YOUR OBJECTIVE
This exercise calls for every line of the listing below that contains the word "label".

DATA FOR PROCESSING

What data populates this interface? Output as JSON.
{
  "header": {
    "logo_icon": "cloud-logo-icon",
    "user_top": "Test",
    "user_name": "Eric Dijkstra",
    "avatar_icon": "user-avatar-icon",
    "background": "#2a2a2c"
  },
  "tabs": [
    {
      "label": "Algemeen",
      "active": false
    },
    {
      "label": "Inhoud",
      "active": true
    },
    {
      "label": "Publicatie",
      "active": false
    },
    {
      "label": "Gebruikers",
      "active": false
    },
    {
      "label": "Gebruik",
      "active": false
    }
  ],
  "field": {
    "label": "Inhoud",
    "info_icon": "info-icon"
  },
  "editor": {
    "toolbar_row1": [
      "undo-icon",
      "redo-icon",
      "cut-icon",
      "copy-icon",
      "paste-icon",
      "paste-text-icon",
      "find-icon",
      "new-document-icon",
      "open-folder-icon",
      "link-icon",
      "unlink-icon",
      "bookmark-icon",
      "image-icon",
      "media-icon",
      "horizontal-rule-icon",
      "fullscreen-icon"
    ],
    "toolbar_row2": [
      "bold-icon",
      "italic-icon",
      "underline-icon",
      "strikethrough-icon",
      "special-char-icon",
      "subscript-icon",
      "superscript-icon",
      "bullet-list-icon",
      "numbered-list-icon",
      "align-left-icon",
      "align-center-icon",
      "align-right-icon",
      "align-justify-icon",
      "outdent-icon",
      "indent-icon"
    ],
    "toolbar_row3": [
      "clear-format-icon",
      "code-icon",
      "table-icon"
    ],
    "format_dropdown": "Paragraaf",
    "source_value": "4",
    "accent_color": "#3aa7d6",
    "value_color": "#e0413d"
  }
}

EXERCISE RESPONSE
      "label": "Algemeen",
      "label": "Inhoud",
      "label": "Publicatie",
      "label": "Gebruikers",
      "label": "Gebruik",
    "label": "Inhoud",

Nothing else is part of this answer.